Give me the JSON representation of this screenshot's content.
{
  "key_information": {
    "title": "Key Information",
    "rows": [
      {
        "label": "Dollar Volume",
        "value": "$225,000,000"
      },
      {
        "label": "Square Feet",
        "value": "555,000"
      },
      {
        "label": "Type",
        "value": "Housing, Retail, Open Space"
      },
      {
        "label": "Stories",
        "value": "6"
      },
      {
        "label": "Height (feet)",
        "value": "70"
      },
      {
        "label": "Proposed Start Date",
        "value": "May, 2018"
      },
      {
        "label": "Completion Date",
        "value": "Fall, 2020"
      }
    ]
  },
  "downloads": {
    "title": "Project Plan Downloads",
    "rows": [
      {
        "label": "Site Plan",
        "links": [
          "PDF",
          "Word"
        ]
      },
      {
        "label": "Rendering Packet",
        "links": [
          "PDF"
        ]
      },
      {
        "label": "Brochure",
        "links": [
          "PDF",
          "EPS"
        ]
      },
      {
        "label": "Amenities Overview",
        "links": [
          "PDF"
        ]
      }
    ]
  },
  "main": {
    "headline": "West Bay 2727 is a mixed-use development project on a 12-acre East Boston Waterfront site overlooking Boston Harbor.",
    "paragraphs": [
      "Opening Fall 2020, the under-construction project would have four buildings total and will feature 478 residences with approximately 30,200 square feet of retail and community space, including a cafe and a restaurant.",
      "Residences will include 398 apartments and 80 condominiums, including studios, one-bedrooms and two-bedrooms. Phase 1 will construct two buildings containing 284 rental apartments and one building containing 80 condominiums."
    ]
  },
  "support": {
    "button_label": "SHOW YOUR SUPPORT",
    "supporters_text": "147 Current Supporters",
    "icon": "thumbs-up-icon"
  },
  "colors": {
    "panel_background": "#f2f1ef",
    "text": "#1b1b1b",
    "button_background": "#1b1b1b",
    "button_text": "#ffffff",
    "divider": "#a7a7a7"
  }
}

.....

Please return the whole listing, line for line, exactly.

Give me the JSON representation of this screenshot's content.
{
  "key_information": {
    "title": "Key Information",
    "rows": [
      {
        "label": "Dollar Volume",
        "value": "$225,000,000"
      },
      {
        "label": "Square Feet",
        "value": "555,000"
      },
      {
        "label": "Type",
        "value": "Housing, Retail, Open Space"
      },
      {
        "label": "Stories",
        "value": "6"
      },
      {
        "label": "Height (feet)",
        "value": "70"
      },
      {
        "label": "Proposed Start Date",
        "value": "May, 2018"
      },
      {
        "label": "Completion Date",
        "value": "Fall, 2020"
      }
    ]
  },
  "downloads": {
    "title": "Project Plan Downloads",
    "rows": [
      {
        "label": "Site Plan",
        "links": [
          "PDF",
          "Word"
        ]
      },
      {
        "label": "Rendering Packet",
        "links": [
          "PDF"
        ]
      },
      {
        "label": "Brochure",
        "links": [
          "PDF",
          "EPS"
        ]
      },
      {
        "label": "Amenities Overview",
        "links": [
          "PDF"
        ]
      }
    ]
  },
  "main": {
    "headline": "West Bay 2727 is a mixed-use development project on a 12-acre East Boston Waterfront site overlooking Boston Harbor.",
    "paragraphs": [
      "Opening Fall 2020, the under-construction project would have four buildings total and will feature 478 residences with approximately 30,200 square feet of retail and community space, including a cafe and a restaurant.",
      "Residences will include 398 apartments and 80 condominiums, including studios, one-bedrooms and two-bedrooms. Phase 1 will construct two buildings containing 284 rental apartments and one building containing 80 condominiums."
    ]
  },
  "support": {
    "button_label": "SHOW YOUR SUPPORT",
    "supporters_text": "147 Current Supporters",
    "icon": "thumbs-up-icon"
  },
  "colors": {
    "panel_background": "#f2f1ef",
    "text": "#1b1b1b",
    "button_background": "#1b1b1b",
    "button_text": "#ffffff",
    "divider": "#a7a7a7"
  }
}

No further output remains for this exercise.